**WHAT THE TASK ASKS:** Gather all lines with "mnemonic" from the records.

= = =

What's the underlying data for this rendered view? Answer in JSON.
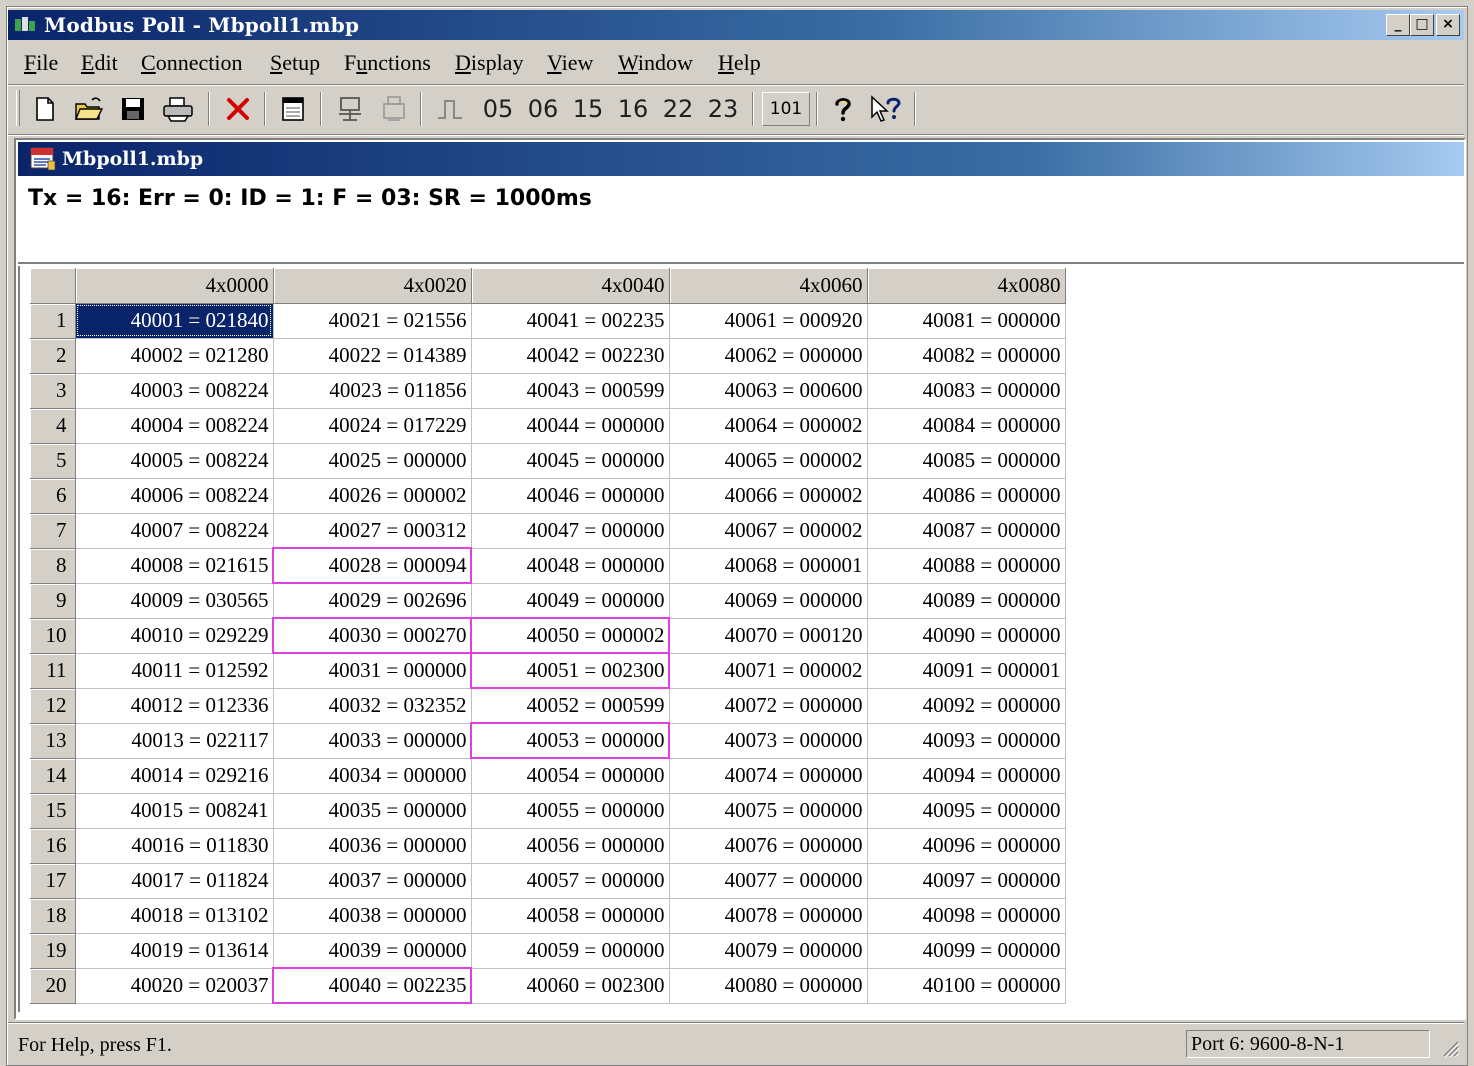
{
  "app": {
    "title": "Modbus Poll - Mbpoll1.mbp"
  },
  "window_controls": {
    "minimize": "_",
    "maximize": "□",
    "close": "×"
  },
  "menu": [
    {
      "label": "File",
      "mnemonic": "F",
      "rest": "ile"
    },
    {
      "label": "Edit",
      "mnemonic": "E",
      "rest": "dit"
    },
    {
      "label": "Connection",
      "mnemonic": "C",
      "rest": "onnection"
    },
    {
      "label": "Setup",
      "mnemonic": "S",
      "rest": "etup"
    },
    {
      "label": "Functions",
      "pre": "F",
      "mnemonic": "u",
      "rest": "nctions"
    },
    {
      "label": "Display",
      "mnemonic": "D",
      "rest": "isplay"
    },
    {
      "label": "View",
      "mnemonic": "V",
      "rest": "iew"
    },
    {
      "label": "Window",
      "mnemonic": "W",
      "rest": "indow"
    },
    {
      "label": "Help",
      "mnemonic": "H",
      "rest": "elp"
    }
  ],
  "toolbar": {
    "icons": [
      "new-file-icon",
      "open-folder-icon",
      "save-icon",
      "print-icon",
      "delete-icon",
      "window-icon",
      "connect-icon",
      "disconnect-icon",
      "pulse-icon"
    ],
    "function_codes": [
      "05",
      "06",
      "15",
      "16",
      "22",
      "23"
    ],
    "counter": "101",
    "help_icons": [
      "help-icon",
      "context-help-icon"
    ]
  },
  "document": {
    "title": "Mbpoll1.mbp",
    "status_line": "Tx = 16: Err = 0: ID = 1: F = 03: SR = 1000ms"
  },
  "grid": {
    "columns": [
      "4x0000",
      "4x0020",
      "4x0040",
      "4x0060",
      "4x0080"
    ],
    "rows": [
      [
        "40001 = 021840",
        "40021 = 021556",
        "40041 = 002235",
        "40061 = 000920",
        "40081 = 000000"
      ],
      [
        "40002 = 021280",
        "40022 = 014389",
        "40042 = 002230",
        "40062 = 000000",
        "40082 = 000000"
      ],
      [
        "40003 = 008224",
        "40023 = 011856",
        "40043 = 000599",
        "40063 = 000600",
        "40083 = 000000"
      ],
      [
        "40004 = 008224",
        "40024 = 017229",
        "40044 = 000000",
        "40064 = 000002",
        "40084 = 000000"
      ],
      [
        "40005 = 008224",
        "40025 = 000000",
        "40045 = 000000",
        "40065 = 000002",
        "40085 = 000000"
      ],
      [
        "40006 = 008224",
        "40026 = 000002",
        "40046 = 000000",
        "40066 = 000002",
        "40086 = 000000"
      ],
      [
        "40007 = 008224",
        "40027 = 000312",
        "40047 = 000000",
        "40067 = 000002",
        "40087 = 000000"
      ],
      [
        "40008 = 021615",
        "40028 = 000094",
        "40048 = 000000",
        "40068 = 000001",
        "40088 = 000000"
      ],
      [
        "40009 = 030565",
        "40029 = 002696",
        "40049 = 000000",
        "40069 = 000000",
        "40089 = 000000"
      ],
      [
        "40010 = 029229",
        "40030 = 000270",
        "40050 = 000002",
        "40070 = 000120",
        "40090 = 000000"
      ],
      [
        "40011 = 012592",
        "40031 = 000000",
        "40051 = 002300",
        "40071 = 000002",
        "40091 = 000001"
      ],
      [
        "40012 = 012336",
        "40032 = 032352",
        "40052 = 000599",
        "40072 = 000000",
        "40092 = 000000"
      ],
      [
        "40013 = 022117",
        "40033 = 000000",
        "40053 = 000000",
        "40073 = 000000",
        "40093 = 000000"
      ],
      [
        "40014 = 029216",
        "40034 = 000000",
        "40054 = 000000",
        "40074 = 000000",
        "40094 = 000000"
      ],
      [
        "40015 = 008241",
        "40035 = 000000",
        "40055 = 000000",
        "40075 = 000000",
        "40095 = 000000"
      ],
      [
        "40016 = 011830",
        "40036 = 000000",
        "40056 = 000000",
        "40076 = 000000",
        "40096 = 000000"
      ],
      [
        "40017 = 011824",
        "40037 = 000000",
        "40057 = 000000",
        "40077 = 000000",
        "40097 = 000000"
      ],
      [
        "40018 = 013102",
        "40038 = 000000",
        "40058 = 000000",
        "40078 = 000000",
        "40098 = 000000"
      ],
      [
        "40019 = 013614",
        "40039 = 000000",
        "40059 = 000000",
        "40079 = 000000",
        "40099 = 000000"
      ],
      [
        "40020 = 020037",
        "40040 = 002235",
        "40060 = 002300",
        "40080 = 000000",
        "40100 = 000000"
      ]
    ],
    "selected": {
      "row": 1,
      "col": 1
    },
    "highlighted": [
      {
        "row": 8,
        "col": 2
      },
      {
        "row": 10,
        "col": 2
      },
      {
        "row": 10,
        "col": 3
      },
      {
        "row": 11,
        "col": 3
      },
      {
        "row": 13,
        "col": 3
      },
      {
        "row": 20,
        "col": 2
      }
    ],
    "highlight_color": "#e040e0",
    "selection_color": "#0a246a"
  },
  "statusbar": {
    "help": "For Help, press F1.",
    "port": "Port 6: 9600-8-N-1"
  },
  "colors": {
    "titlebar": "#0a246a",
    "face": "#d4d0c8"
  }
}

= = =

**WORKED SOLUTION:**
      "mnemonic": "F",
      "mnemonic": "E",
      "mnemonic": "C",
      "mnemonic": "S",
      "mnemonic": "u",
      "mnemonic": "D",
      "mnemonic": "V",
      "mnemonic": "W",
      "mnemonic": "H",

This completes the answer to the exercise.